Many genes in fish have species-specific asymmetric rates of molecular evolution.

Détails

Ressource 1Télécharger: BIB_8B8A9B4987D1.P001.pdf (684.65 [Ko])
Etat: Serval
Version: de l'auteur
ID Serval
serval:BIB_8B8A9B4987D1
Type
Article: article d'un périodique ou d'un magazine.
Collection
Publications
Titre
Many genes in fish have species-specific asymmetric rates of molecular evolution.
Périodique
BMC Genomics
Auteur(s)
Steinke D., Salzburger W., Braasch I., Meyer A.
ISSN
1471-2164
Statut éditorial
Publié
Date de publication
2006
Volume
7
Pages
20
Langue
anglais
Notes
Publication types: Journal Article ; Research Support, Non-U.S. Gov't
Résumé
BACKGROUND: Gene and genome duplication events increase the amount of genetic material that might then contribute to an increase in the genomic and phenotypic complexity of organisms during evolution. Thus, it has been argued that there is a relationship between gene copy number and morphological complexity and/or species diversity. This hypothesis implies that duplicated genes have subdivided or evolved novel functions compared to their pre-duplication proto-orthologs. Such a functional divergence might be caused by an increase in evolutionary rates in one ortholog, by changes in expression, regulatory evolution, insertion of repetitive elements, or due to positive Darwinian selection in one copy. We studied a set of 2466 genes that were present in Danio rerio, Takifugu rubripes, Tetraodon nigroviridis and Oryzias latipes to test (i) for forces of positive Darwinian selection; (ii) how frequently duplicated genes are retained, and (iii) whether novel gene functions might have evolved. RESULTS: 25% (610) of all investigated genes show significantly smaller or higher genetic distances in the genomes of particular fish species compared to their human ortholog than their orthologs in other fish according to relative rate tests. We identified 49 new paralogous pairs of duplicated genes in fish, in which one of the paralogs is under positive Darwinian selection and shows a significantly higher rate of molecular evolution in one of the four fish species, whereas the other copy apparently did not undergo adaptive changes since it retained the original rate of evolution. Among the genes under positive Darwinian selection, we found a surprisingly high number of ATP binding proteins and transcription factors. CONCLUSION: The significant rate difference suggests that the function of these rate-changed genes might be essential for the respective fish species. We demonstrate that the measurement of positive selection is a powerful tool to identify divergence rates of duplicated genes and that this method has the capacity to identify potentially interesting candidates for adaptive gene evolution.
Mots-clé

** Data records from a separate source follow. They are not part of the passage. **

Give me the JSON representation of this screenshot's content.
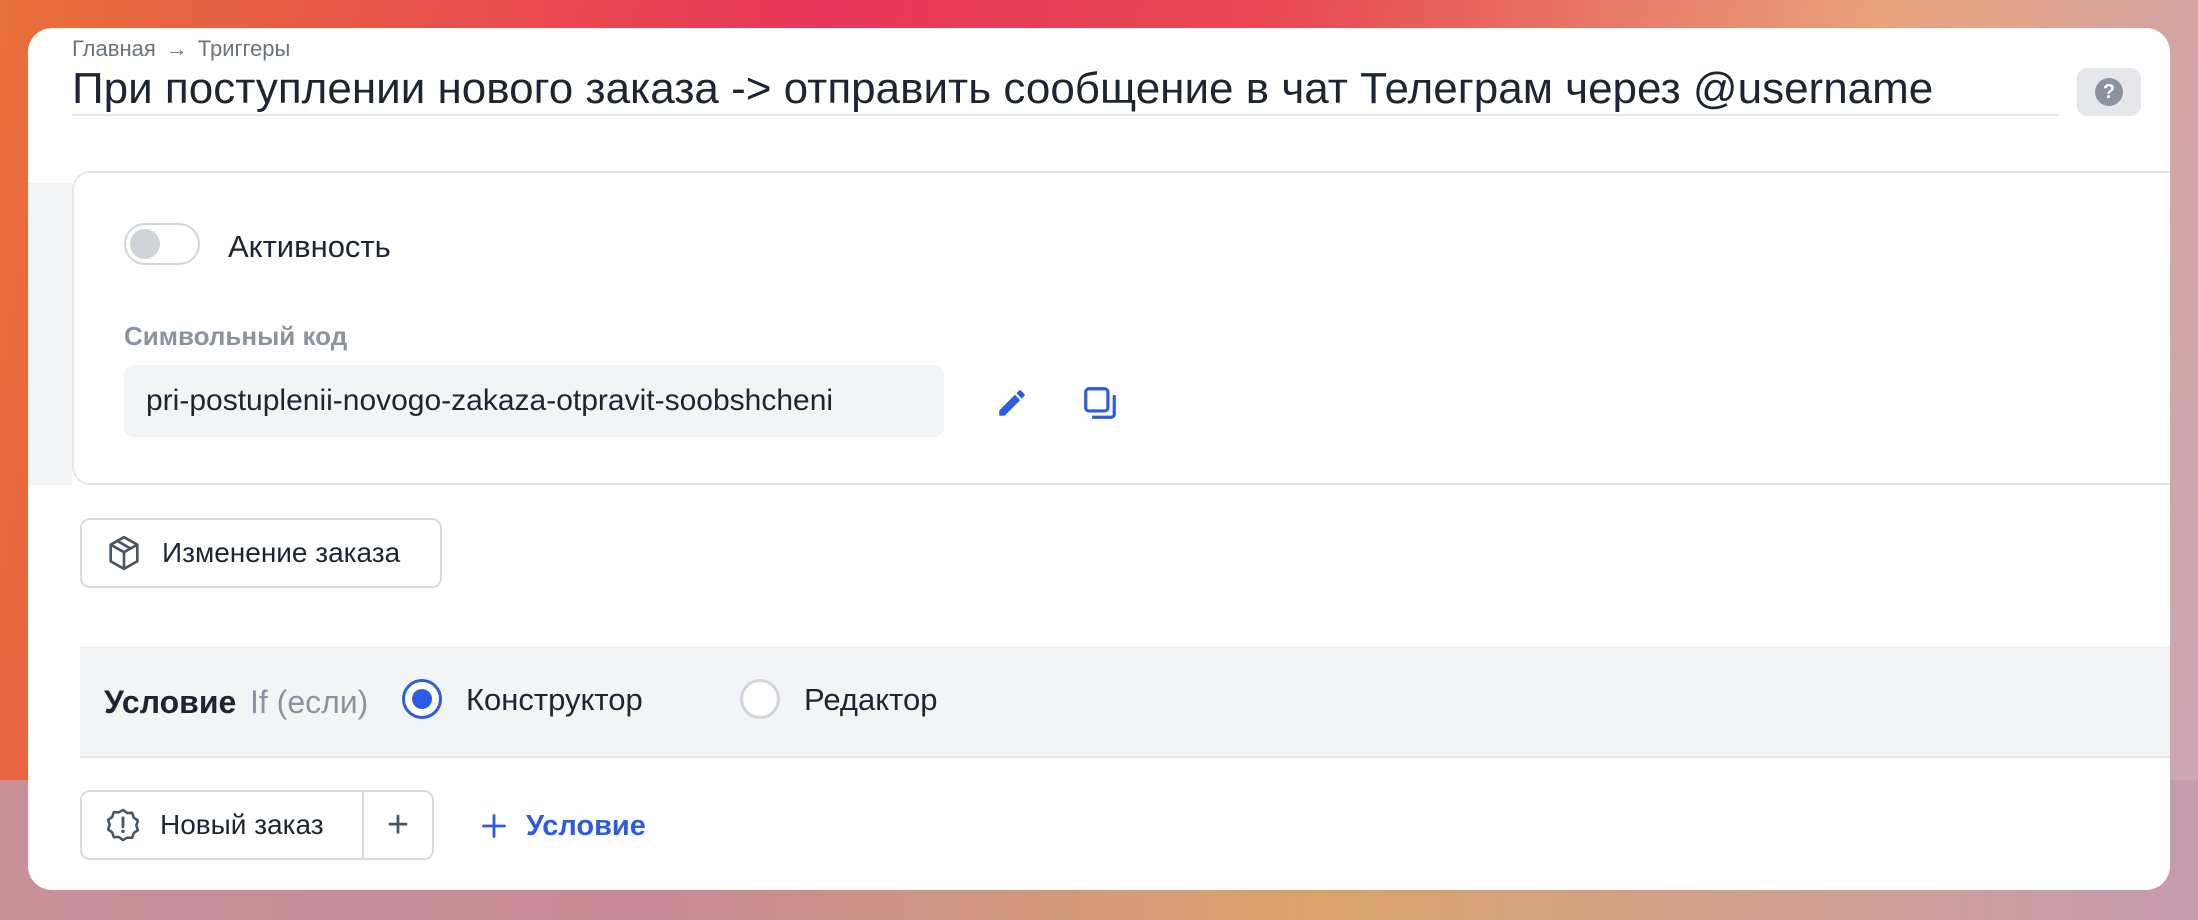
{
  "breadcrumb": {
    "home": "Главная",
    "separator": "→",
    "current": "Триггеры"
  },
  "page": {
    "title": "При поступлении нового заказа -> отправить сообщение в чат Телеграм через @username",
    "help_symbol": "?"
  },
  "settings": {
    "activity_label": "Активность",
    "activity_enabled": false,
    "code_label": "Символьный код",
    "code_value": "pri-postuplenii-novogo-zakaza-otpravit-soobshcheni"
  },
  "event": {
    "label": "Изменение заказа",
    "icon": "cube-icon"
  },
  "condition": {
    "title": "Условие",
    "subtitle": "If (если)",
    "modes": [
      {
        "label": "Конструктор",
        "selected": true
      },
      {
        "label": "Редактор",
        "selected": false
      }
    ]
  },
  "condition_items": {
    "new_order_label": "Новый заказ",
    "new_order_icon": "alert-badge-icon",
    "plus_symbol": "+",
    "add_condition_label": "Условие"
  },
  "colors": {
    "accent": "#2d5be3",
    "text": "#1f2433",
    "muted": "#8b93a1"
  }
}
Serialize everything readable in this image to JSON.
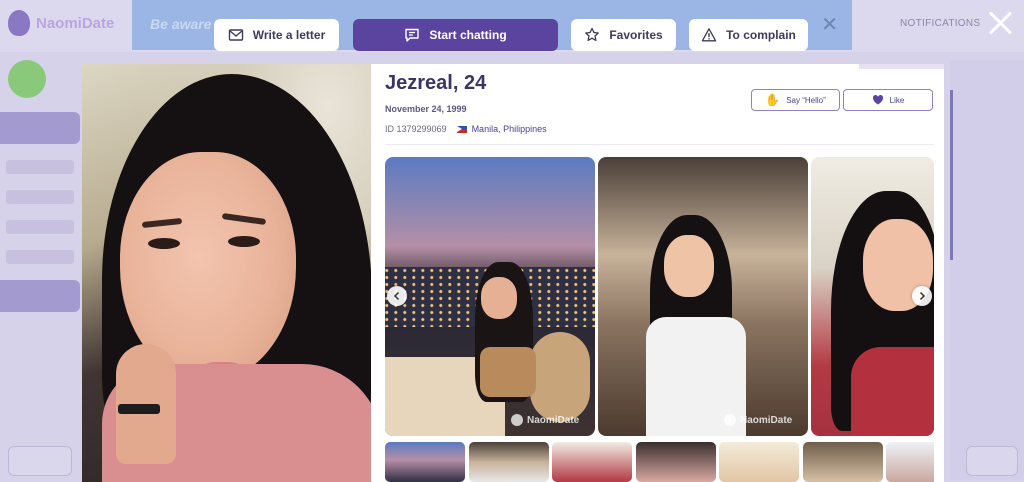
{
  "background": {
    "logo_text": "NaomiDate",
    "banner_text": "Be aware",
    "notifications_label": "NOTIFICATIONS"
  },
  "top_actions": {
    "write_letter": "Write a letter",
    "start_chatting": "Start chatting",
    "favorites": "Favorites",
    "complain": "To complain"
  },
  "profile": {
    "name": "Jezreal, 24",
    "birthdate": "November 24, 1999",
    "id": "ID 1379299069",
    "location": "Manila, Philippines",
    "say_hello": "Say “Hello”",
    "like": "Like"
  },
  "gallery": {
    "watermark": "NaomiDate",
    "photo_count": 3,
    "thumb_count": 7
  },
  "colors": {
    "accent": "#5a44a0",
    "text_dark": "#3d3466",
    "overlay": "#d6d2ea"
  }
}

Adenosine Triphosphate, Animals, Carrier Proteins, Evolution, Molecular, Fish Proteins, Fishes, Gene Duplication, Genomics, Oryzias, Phylogeny, Species Specificity, Takifugu, Tetraodontiformes, Transcription Factors, Zebrafish
Pubmed

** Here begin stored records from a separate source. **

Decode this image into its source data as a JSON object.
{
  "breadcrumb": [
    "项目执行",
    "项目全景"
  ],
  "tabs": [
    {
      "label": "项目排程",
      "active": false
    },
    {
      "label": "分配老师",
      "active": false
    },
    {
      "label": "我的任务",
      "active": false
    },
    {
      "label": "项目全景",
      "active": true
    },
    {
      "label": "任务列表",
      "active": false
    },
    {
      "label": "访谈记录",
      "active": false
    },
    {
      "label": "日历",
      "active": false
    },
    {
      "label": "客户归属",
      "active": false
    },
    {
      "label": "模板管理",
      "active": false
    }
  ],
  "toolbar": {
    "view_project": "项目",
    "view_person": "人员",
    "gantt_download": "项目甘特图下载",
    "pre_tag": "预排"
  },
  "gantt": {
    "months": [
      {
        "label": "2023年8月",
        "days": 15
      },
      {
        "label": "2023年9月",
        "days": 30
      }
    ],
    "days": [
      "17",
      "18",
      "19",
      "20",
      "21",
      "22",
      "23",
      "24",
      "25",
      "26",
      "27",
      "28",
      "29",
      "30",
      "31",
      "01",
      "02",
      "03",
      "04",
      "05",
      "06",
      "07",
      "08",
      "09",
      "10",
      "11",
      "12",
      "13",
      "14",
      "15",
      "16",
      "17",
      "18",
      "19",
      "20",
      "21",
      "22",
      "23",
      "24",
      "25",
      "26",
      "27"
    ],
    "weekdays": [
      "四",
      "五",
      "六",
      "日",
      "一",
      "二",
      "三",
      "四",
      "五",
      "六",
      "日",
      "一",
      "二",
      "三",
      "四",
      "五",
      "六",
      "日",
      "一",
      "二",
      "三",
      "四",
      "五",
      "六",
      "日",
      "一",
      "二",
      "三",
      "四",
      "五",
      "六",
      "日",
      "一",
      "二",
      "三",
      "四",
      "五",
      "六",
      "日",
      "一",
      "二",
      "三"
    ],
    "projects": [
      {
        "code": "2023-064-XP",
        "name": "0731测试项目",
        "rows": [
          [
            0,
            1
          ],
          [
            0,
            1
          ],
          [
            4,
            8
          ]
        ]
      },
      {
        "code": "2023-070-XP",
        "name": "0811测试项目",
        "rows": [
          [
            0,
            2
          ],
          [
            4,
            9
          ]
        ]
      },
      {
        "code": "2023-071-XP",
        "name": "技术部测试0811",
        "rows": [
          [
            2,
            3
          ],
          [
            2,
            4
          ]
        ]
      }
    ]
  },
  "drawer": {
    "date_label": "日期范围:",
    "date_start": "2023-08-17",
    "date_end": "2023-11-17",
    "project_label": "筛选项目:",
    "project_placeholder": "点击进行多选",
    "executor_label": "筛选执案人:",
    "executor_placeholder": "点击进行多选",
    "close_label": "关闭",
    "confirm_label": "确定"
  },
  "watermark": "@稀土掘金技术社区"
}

Open Access
Oui
Création de la notice
19/11/2007 11:38
Dernière modification de la notice
08/05/2019 21:43
Données d'usage